Nicholas
Goodreads win. Will read and review once received.

THis was an okay read. It was a little hard to get through because of the writing style. Not something I am really into and the book didn't help out any. I will admit at times the book got my attention. One thing I did enjoy about the book is how well the author knew the facts.
Tiffany
Apr 10, 2007 Tiffany rated it 4 of 5 stars
Recommends it for: Historians/Those interested in WWI
This book challenges and explains what the Great War was like culturally for those fighting and those not fighting. Moving. This book really explains the formation of the Red Cross, religion/spirituality and its development, as well as what the war was like for women and children. It also poses the question why is WWI often overlooked in favor of WWII, when it was equally ugly.
Amelia
More about World War I scholarship than about WWI. Not what I'm looking for right now. Maybe one day I'll return to it, but I doubt I'll ever be so interested in scholarship, history, and WWI as to do so.
Brian

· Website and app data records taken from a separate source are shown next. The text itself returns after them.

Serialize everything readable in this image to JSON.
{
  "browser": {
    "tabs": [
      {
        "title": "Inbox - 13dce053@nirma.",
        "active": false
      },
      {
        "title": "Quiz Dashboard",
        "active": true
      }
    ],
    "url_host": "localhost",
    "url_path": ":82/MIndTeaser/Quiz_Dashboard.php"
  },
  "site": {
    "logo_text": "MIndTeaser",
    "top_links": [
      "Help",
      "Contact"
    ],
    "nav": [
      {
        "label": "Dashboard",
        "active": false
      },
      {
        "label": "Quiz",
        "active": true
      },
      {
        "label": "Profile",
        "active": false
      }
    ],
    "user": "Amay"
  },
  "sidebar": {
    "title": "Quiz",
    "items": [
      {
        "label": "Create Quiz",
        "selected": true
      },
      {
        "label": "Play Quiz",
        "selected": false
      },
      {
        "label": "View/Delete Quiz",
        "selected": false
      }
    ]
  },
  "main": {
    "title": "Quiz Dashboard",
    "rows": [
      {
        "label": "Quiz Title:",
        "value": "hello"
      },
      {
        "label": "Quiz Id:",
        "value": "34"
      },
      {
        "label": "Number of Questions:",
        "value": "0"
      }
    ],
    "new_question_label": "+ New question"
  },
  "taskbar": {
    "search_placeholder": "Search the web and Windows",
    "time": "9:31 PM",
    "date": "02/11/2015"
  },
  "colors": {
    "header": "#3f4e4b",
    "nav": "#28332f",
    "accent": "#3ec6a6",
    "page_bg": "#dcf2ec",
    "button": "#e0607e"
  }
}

A tough read regarding the Historiography of WWI. I struggled with the style, but it provided good information on the war and historian thoughts on it.

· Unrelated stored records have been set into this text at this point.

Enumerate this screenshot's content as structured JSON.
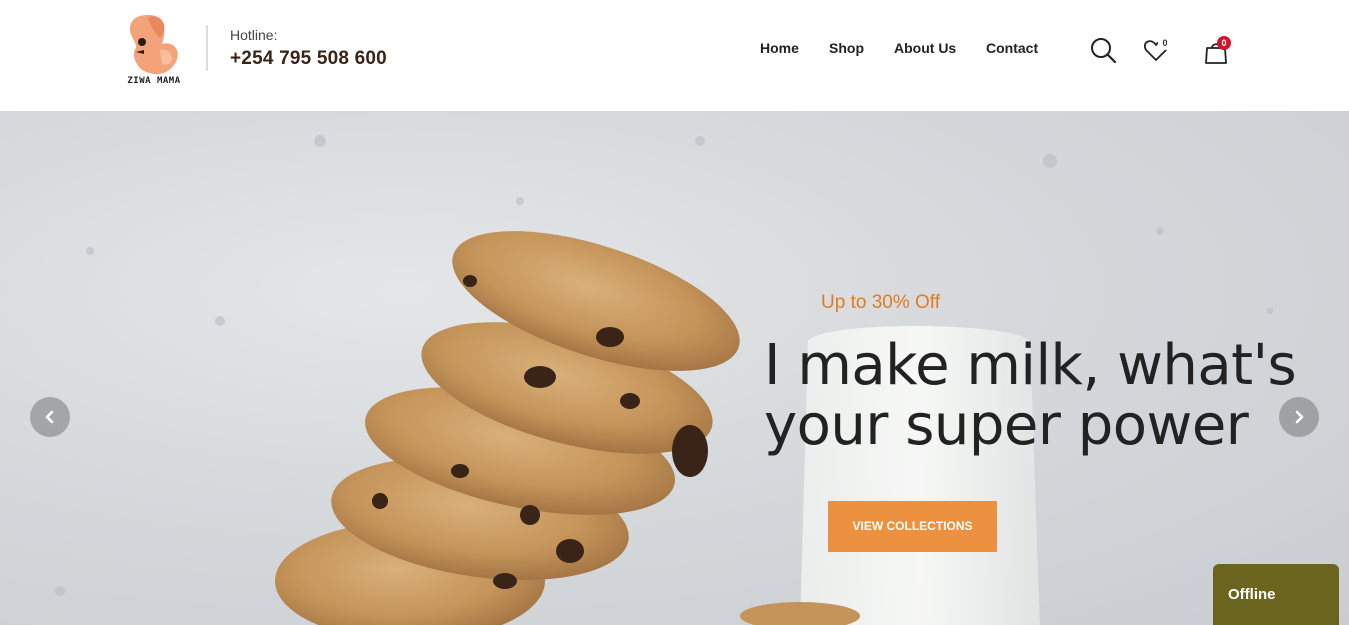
{
  "brand": {
    "logo_text": "ZIWA MAMA"
  },
  "hotline": {
    "label": "Hotline:",
    "number": "+254 795 508 600"
  },
  "nav": {
    "items": [
      "Home",
      "Shop",
      "About Us",
      "Contact"
    ]
  },
  "header_icons": {
    "search": "search-icon",
    "wishlist": "heart-icon",
    "wishlist_count": "0",
    "cart": "bag-icon",
    "cart_count": "0"
  },
  "hero": {
    "promo": "Up to 30% Off",
    "headline_line1": "I make milk, what's",
    "headline_line2": "your super power",
    "cta_label": "VIEW COLLECTIONS",
    "prev_icon": "chevron-left-icon",
    "next_icon": "chevron-right-icon"
  },
  "chat": {
    "status": "Offline"
  },
  "colors": {
    "accent_orange": "#ec913f",
    "promo_orange": "#e07b22",
    "cart_badge": "#d2142a",
    "chat_bg": "#6b6520",
    "logo_peach": "#f3a27a"
  }
}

Daniel
Attempt by French authors to achieve the title. Interesting, but not the place to start an exploration of WWI.
Mara
Mara marked it as to-read
Feb 23, 2015
Mike
Mike marked it as to-read
Feb 11, 2015
Andreea Laura
Andreea Laura is currently reading it
Feb 06, 2015
Michael Nachman
Michael Nachman marked it as to-read
Feb 06, 2015
Cynthia
Cynthia marked it as to-read
Feb 02, 2015
Omar
Omar marked it as to-read
Jan 12, 2015
Jbondandrews
Jbondandrews marked it as to-read
Dec 19, 2014
Greg
Greg marked it as to-read
Nov 03, 2014
Steve
Steve marked it as to-read
Nov 02, 2014
Cheryl
Cheryl marked it as to-read
Oct 31, 2014
BMR, MSW, LSW
BMR, MSW, LSW marked it as to-read
Oct 30, 2014
« previous 1 3 4 5 6 7 8 9 10 11 next »
There are no discussion topics on this book yet. Be the first to start one »
  • Collision of Empires: The War on the Eastern Front in 1914
  • Somme
  • Vichy France: Old Guard and New Order 1940-1944
  • Europe's Last Summer: Who Started the Great War in 1914?
  • The First World War
  • Over Here: The First World War and American Society
  • Gallipoli
  • Ring of Steel: Germany and Austria-Hungary in World War I
  • The Marne, 1914: The Opening of World War I and the Battle That Changed the World
  • The Great and Holy War: How World War I Became a Religious Crusade
  • The Franco-Prussian War: The German Conquest of France in 1870-1871
  • The First Day on the Somme
  • Savage Peace: Hope and Fear in America, 1919
  • November 1916 (The Red Wheel #2)
  • The Dark Valley: A Panorama of the 1930s
  • The Vertigo Years: Europe 1900-1914
  • George W. Hamilton, USMC: America's Greatest World War I Hero
  • Cataclysm: The First World War as Political Tragedy
Stéphane Audoin-Rouzeau is a French historian. He is co-director of the Research Center of the Museum of the Great War (Historial de la Grande Guerre), based in Péronne, in the Somme.

He is the son of Philippe Audoin(-Rouzeau), a surrealist writer who was close to André Breton, and the brother of the historian, archaeologist and writer Fred Vargas (alias Frédérique Audoin-Rouzeau) and the painter J
...more
More about Stéphane Audoin-Rouzeau...
Le Grande Guerre 1914-1918 Men at War 1914-1918: National Sentiment and Trench Journalism in France during the First World War L'enfant de l'ennemi, 1914 1918: viol, avortement, infanticide pendant la Grande Guerre Quelle histoire. Un récit de filiation (1914-2014) (Hautes études) (French Edition) guerre des enfants: 1914-1918

Share This Book